• **Work instruction**: Examine the records and identify each line that includes the string "tiki". Copy those lines.

• **Component data from apps and pages**:
= Beginning of Section =

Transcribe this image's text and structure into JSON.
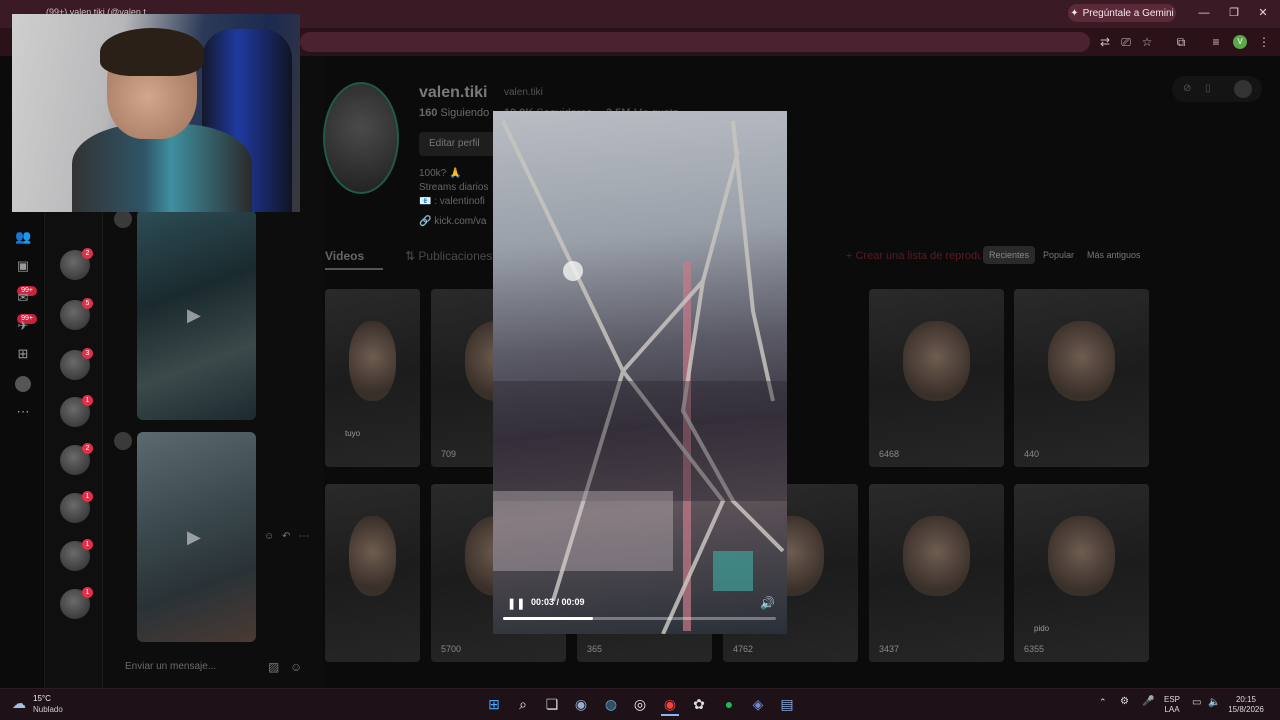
{
  "browser": {
    "tab_title": "(99+) valen.tiki (@valen.tiki)",
    "gemini_label": "Pregúntale a Gemini",
    "profile_initial": "V"
  },
  "profile": {
    "display_name": "valen.tiki",
    "username": "valen.tiki",
    "following_count": "160",
    "following_label": "Siguiendo",
    "followers_count": "19,9K",
    "followers_label": "Seguidores",
    "likes_count": "2,5M",
    "likes_label": "Me gusta",
    "edit_button": "Editar perfil",
    "bio_line1": "100k? 🙏",
    "bio_line2": "Streams diarios",
    "bio_line3": "📧 : valentinofi",
    "link": "kick.com/va"
  },
  "tabs": {
    "videos": "Videos",
    "posts": "Publicaciones",
    "create_list": "Crear una lista de reproducción",
    "sort_recent": "Recientes",
    "sort_popular": "Popular",
    "sort_oldest": "Más antiguos"
  },
  "videos": [
    {
      "count": "",
      "caption": "tuyo"
    },
    {
      "count": "709",
      "caption": ""
    },
    {
      "count": "",
      "caption": ""
    },
    {
      "count": "6468",
      "caption": ""
    },
    {
      "count": "440",
      "caption": ""
    },
    {
      "count": "",
      "caption": ""
    },
    {
      "count": "5700",
      "caption": ""
    },
    {
      "count": "365",
      "caption": ""
    },
    {
      "count": "4762",
      "caption": ""
    },
    {
      "count": "3437",
      "caption": ""
    },
    {
      "count": "6355",
      "caption": "pido"
    }
  ],
  "left_rail": {
    "badge_1": "99+",
    "badge_2": "99+"
  },
  "dm_badges": [
    "2",
    "5",
    "3",
    "1",
    "2",
    "1",
    "1",
    "1"
  ],
  "chat": {
    "message_placeholder": "Enviar un mensaje..."
  },
  "player": {
    "time": "00:03 / 00:09",
    "progress": 0.33
  },
  "taskbar": {
    "temp": "15°C",
    "weather": "Nublado",
    "lang_1": "ESP",
    "lang_2": "LAA",
    "time": "20:15",
    "date": "15/8/2026"
  }
}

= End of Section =

• **Answer box**:
    "tab_title": "(99+) valen.tiki (@valen.tiki)",
    "display_name": "valen.tiki",
    "username": "valen.tiki",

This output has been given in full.